2. Zello + Network Radios Offer Lower Costs:

Network radios cost as little as $75. Paired with the Zello network radio app, which is free, companies can outfit their teams for 80 percent less than if they purchased digital two-way radios or smartphones.

3. Network Radios are Rugged:

Network radios are made to stand up to the elements. The best are even waterproof. No need to worry about drops or falls. The best network radios can take a beating in demanding outdoor environments.

4. Don't Miss a Sound:

These devices are intended for construction sites, factories, and the road. While smartphones can be hard to hear, network radios provide clear audio at high volumes in situations with a lot of background noise without the use of accessories like external microphones or earpieces, although as bluetooth is supported by most network radios, bluetooth accessories can be used where desired.
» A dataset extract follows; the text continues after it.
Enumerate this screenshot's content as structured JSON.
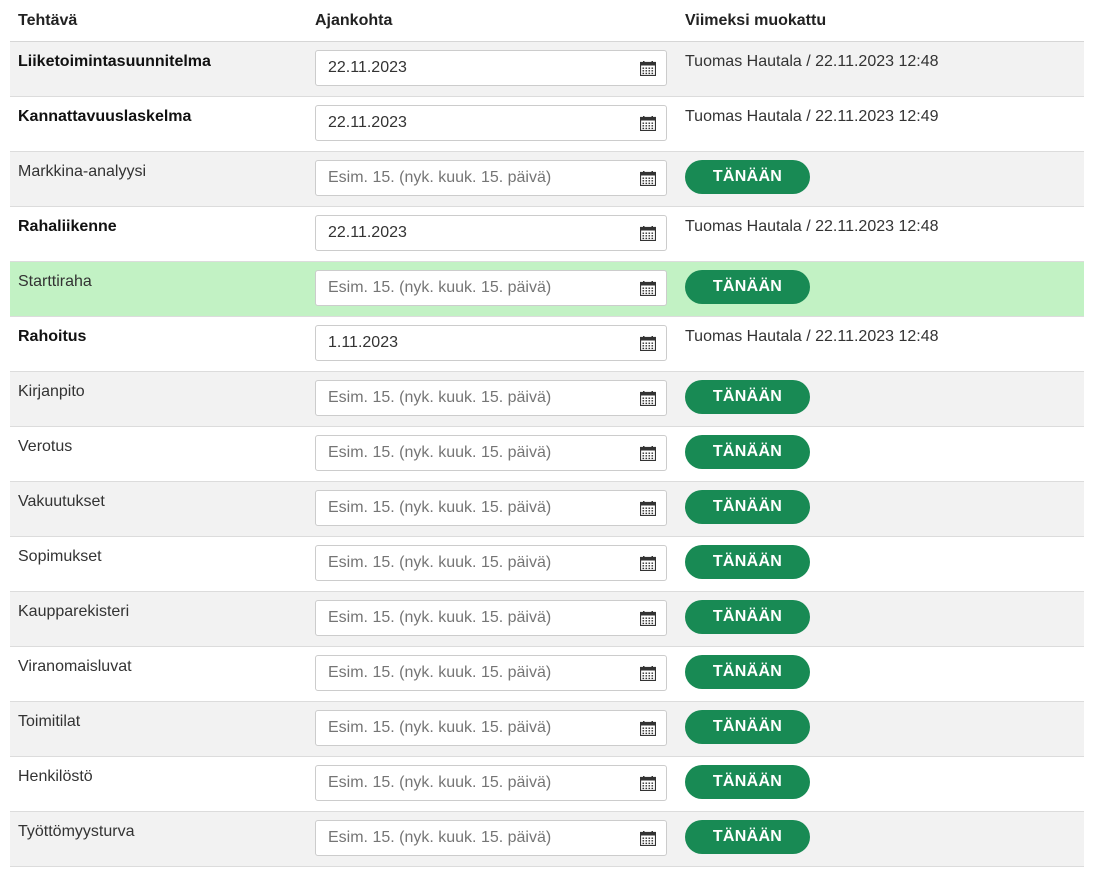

5. Zello Improves Battery Life:

Network radios have a much longer battery life than a smartphone. Our tests show that network radios running Zello can operate for up to three days before needing a charge, an important feature when the power is out or when there isn’t convenient outlet access.

Using Network Radios with Zello to Improve Workplace Communication:
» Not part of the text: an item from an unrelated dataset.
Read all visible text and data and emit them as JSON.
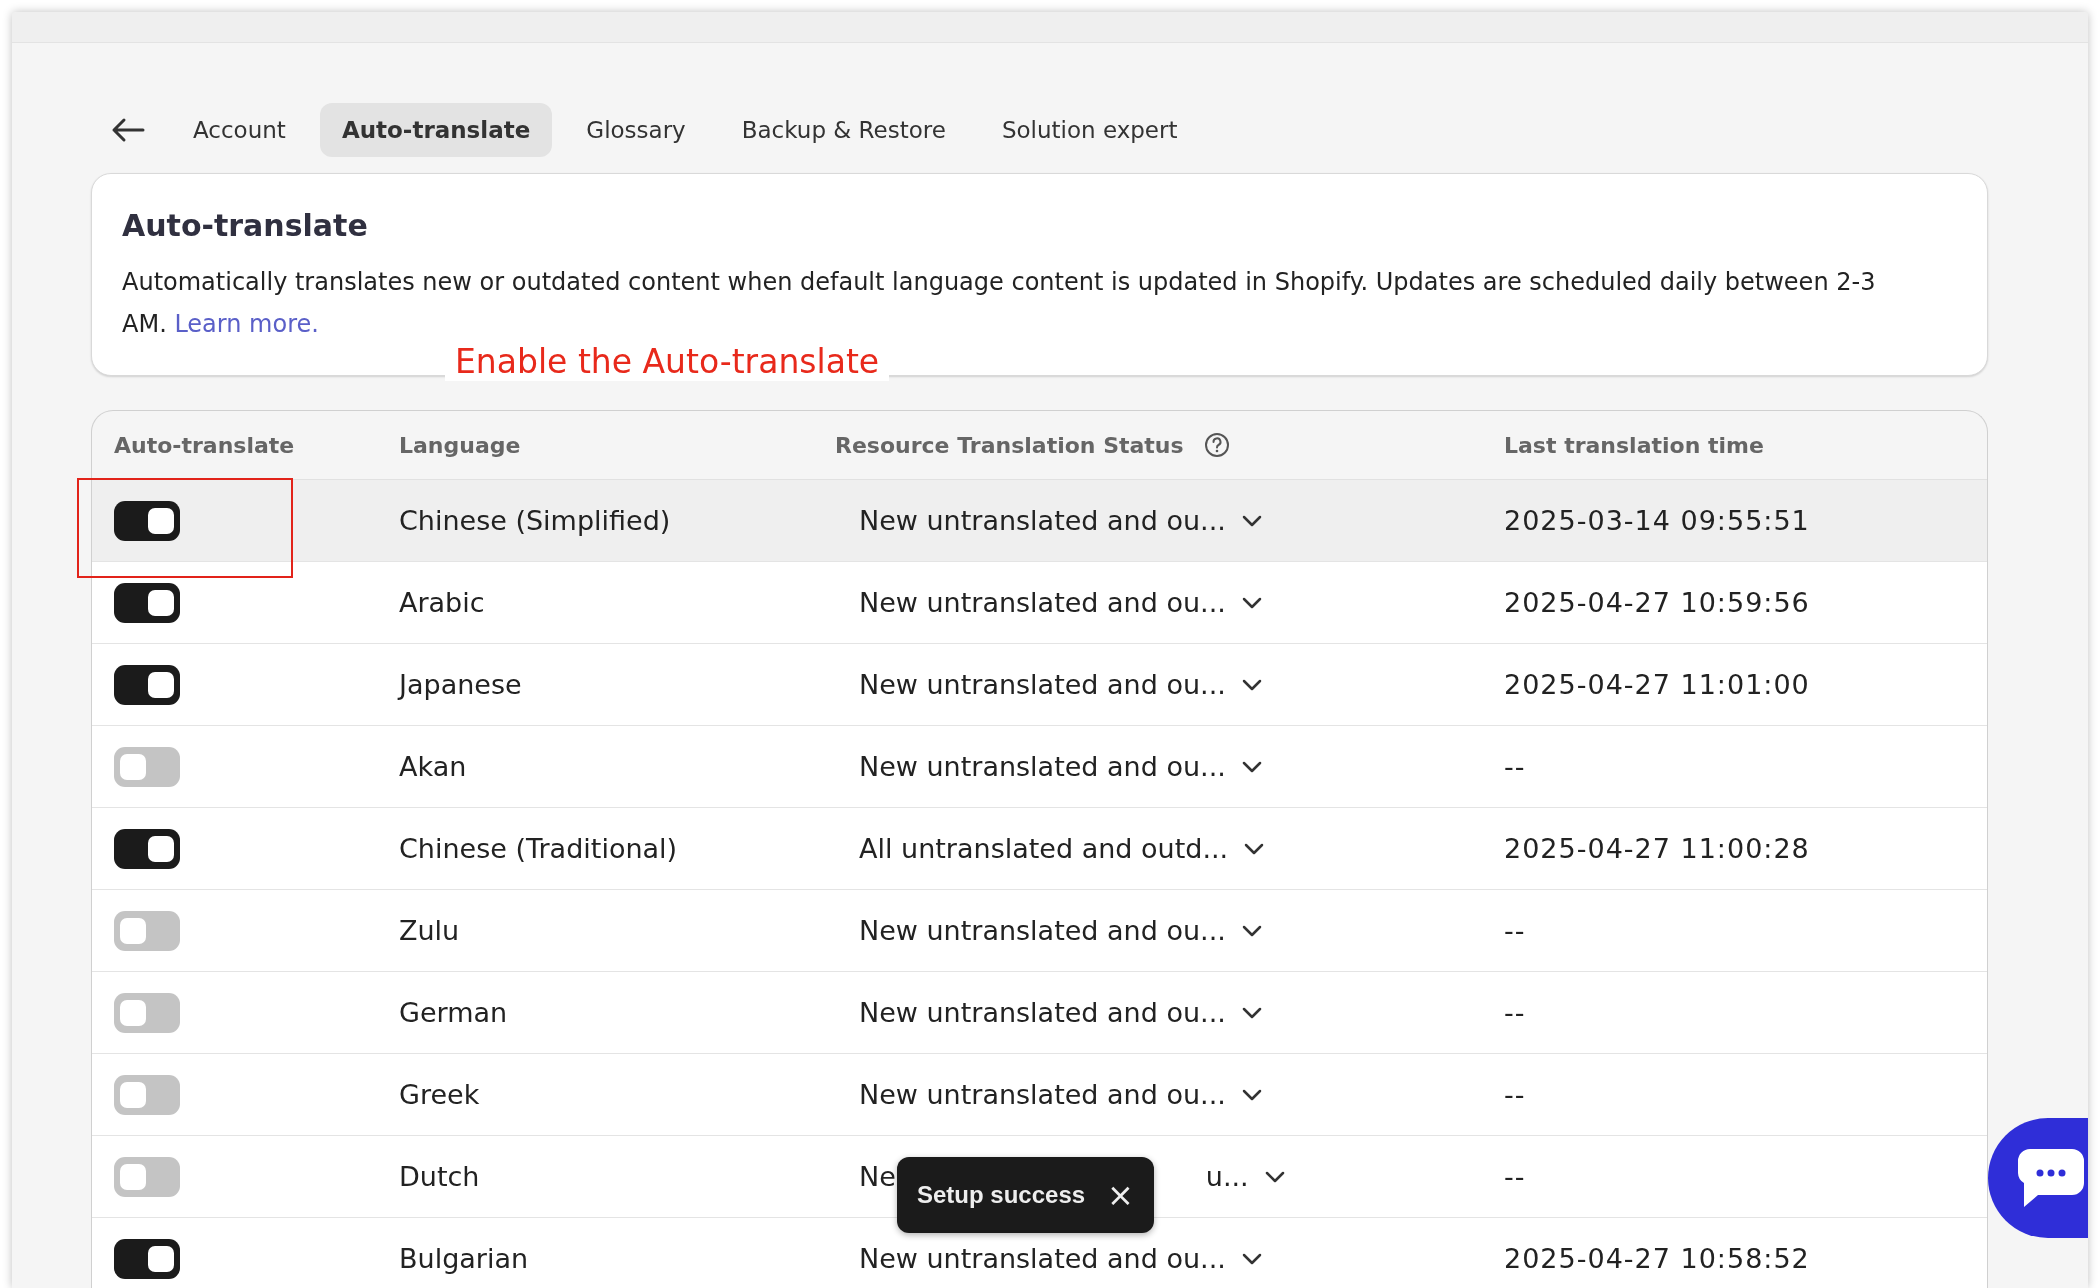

Many workplaces can benefit from adopting network radios with Zello push-to-talk. In addition to the cost and dependability of these devices, they provide a dedicated "walkie talkie" for workplace communication that can be shared between shift workers, enabling seamless team communication, no matter where they are located in the world(!), so long as internet access via Wi-Fi or mobile data is available. Data usage is also very low, and no call charges are incured!.

“On a customer visit this summer, I learned that Zello deployed on network radios is completely replacing traditional two way handheld radio communications at a fraction of the cost,” said Bill Moore, Zello CEO. “These radios have really enhanced workplace productivity.

Additionally, Zello allows employers to easily configure their networks and track and archive usage via its Web-based management console.”

Network radios let users communicate on multiple Zello radio channels without the distance limitations of traditional two way radios. By adding Zello to mobile network radios, users can access the app’s extensive and established user base or opt to use the company’s private radio networks with Zello, which offer the benefits of a configuration console, map history features, and message archives, among others.

How To Get a Network Radio with Zello:

Network Radios is currently offering network radios with Zello pre-installed. Users can also install Zello on new or existing network radios including the Inrico T199 and the Talkpod N-50 (though the Talkpod N-58 is not recommended). To install, connect your network radio to your computer, sync it with an Android screen viewer (such as Vysor), then download and sign in to Zello. Vysor mirrors the device’s screen to your computer, allowing you to navigate the Android home screen and Zello UI.

The push-to-talk space is a genuine ecosystem, with services, data, and devices requiring true collaboration to deliver meaningful solutions to customers. Zello is dedicated to building relationships across the industry so more users can enjoy turnkey push-to-talk products like those offered by Network Radios.

Any questions or issues, you know where to find me. Further updates will appear here.

Amateur radio related use of network radios (I use mine here too when I am not too busy)...

In case you wondered, I make reference elsewhere to my involvement in amataur radio and am also a long standing listener to the bands. This is how I got into radio to begin with. And gaining my amateur radio license in July 1995 also greatly helped me get into university later that year! You can read this story here.

And indeed there amateur raio oriented, public channels related to alateur radio. You do not need a licence to use these, but I strongly recommend spending time listening before you transmit, to get to know the proceedures and the 'do's and dont's'. Disruptive users can be blocked!

Here are the official Network Radios channels (you need to be 'trusted in' before you can participate. Before this only moderators can year you:



Downloads (PDF ETC)